Santander Consumer USA's auto-lending portfolio absorbed higher losses last quarter, but the Dallas company said its credit performance should improve as tax cuts boost take-home pay for many car buyers.
The net chargeoff ratio on the subprime lender’s retail installment contracts climbed to 10.3% in the fourth quarter, up from 9.9% in the same period a year earlier.
But the pace of credit deterioration slowed in 2017, and Santander Consumer CEO Scott Powell said that the new tax law should enable some additional borrowers to stay current on their loans.
“I think it will help certainly on the credit side.
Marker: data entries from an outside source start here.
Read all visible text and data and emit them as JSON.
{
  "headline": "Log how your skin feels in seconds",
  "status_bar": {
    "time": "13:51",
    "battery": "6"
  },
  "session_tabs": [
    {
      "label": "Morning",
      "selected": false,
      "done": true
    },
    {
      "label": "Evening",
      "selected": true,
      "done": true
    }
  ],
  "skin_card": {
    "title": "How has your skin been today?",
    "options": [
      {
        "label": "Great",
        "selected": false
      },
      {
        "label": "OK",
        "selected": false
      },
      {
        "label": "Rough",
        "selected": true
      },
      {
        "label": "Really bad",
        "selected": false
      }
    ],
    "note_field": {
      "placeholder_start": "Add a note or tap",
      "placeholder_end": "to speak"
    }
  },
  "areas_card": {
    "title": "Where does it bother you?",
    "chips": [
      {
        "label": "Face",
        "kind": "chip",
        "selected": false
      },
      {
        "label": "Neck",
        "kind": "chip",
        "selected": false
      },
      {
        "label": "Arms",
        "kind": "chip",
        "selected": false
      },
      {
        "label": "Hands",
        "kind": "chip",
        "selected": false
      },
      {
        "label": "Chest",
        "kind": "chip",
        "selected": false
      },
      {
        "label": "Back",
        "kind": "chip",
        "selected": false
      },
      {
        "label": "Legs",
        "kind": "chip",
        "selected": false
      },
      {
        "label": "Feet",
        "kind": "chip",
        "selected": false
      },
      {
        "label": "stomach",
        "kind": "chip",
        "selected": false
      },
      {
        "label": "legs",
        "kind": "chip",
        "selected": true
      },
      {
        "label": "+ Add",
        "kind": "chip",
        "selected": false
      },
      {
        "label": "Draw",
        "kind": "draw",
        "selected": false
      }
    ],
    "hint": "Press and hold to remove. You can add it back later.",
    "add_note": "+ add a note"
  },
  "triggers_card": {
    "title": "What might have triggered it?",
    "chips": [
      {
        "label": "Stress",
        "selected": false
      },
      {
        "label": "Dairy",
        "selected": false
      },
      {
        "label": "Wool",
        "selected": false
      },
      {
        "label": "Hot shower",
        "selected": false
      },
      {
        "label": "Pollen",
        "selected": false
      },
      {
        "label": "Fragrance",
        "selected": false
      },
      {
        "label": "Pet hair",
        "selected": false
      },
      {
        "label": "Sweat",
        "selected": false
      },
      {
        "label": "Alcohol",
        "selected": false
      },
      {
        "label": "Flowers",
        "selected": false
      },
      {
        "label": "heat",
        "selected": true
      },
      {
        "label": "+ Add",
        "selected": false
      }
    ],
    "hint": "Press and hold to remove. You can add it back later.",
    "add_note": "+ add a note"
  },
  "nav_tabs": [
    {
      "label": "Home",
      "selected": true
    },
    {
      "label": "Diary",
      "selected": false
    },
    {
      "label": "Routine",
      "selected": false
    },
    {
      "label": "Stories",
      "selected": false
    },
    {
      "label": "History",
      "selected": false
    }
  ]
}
I wouldn’t expect a dramatic impact,” Powell said Wednesday during the company’s earning call.
The new law will also help Santander Consumer by reducing its corporate tax rate from 36% to 21%, according to Powell. During the fourth quarter, the firm recorded a one-time windfall related to the revaluation of its deferred tax assets and deferred tax liabilities, which was a key factor in its quarterly net income of $580 million.
After adjusting for the tax benefit, as well as other one-time items, Santander Consumer’s net income was $98 million during the fourth quarter. The company’s shares were down 4% in midday trading.
“Overall, this was a modestly softer quarter,” analysts at Barclays wrote in a research note. “Investors will probably look past the results today at some level and focus on management’s commentary around the 2018 outlook.”
Also on Wednesday, Santander Consumer announced that a partnership with AutoFi, a startup that has developed a mobile app car buyers can use to arrange financing.
Under the deal, the auto lender, which is 68.1% owned by Banco Santander of Spain, will offer loans through AutoFi. Banco Santander’s financial technology venture capital fund will also make an investment in San Francisco-based AutoFi.
JPMorgan Chase announced on Jan. 11 that it would also participate in AutoFi’s online platform.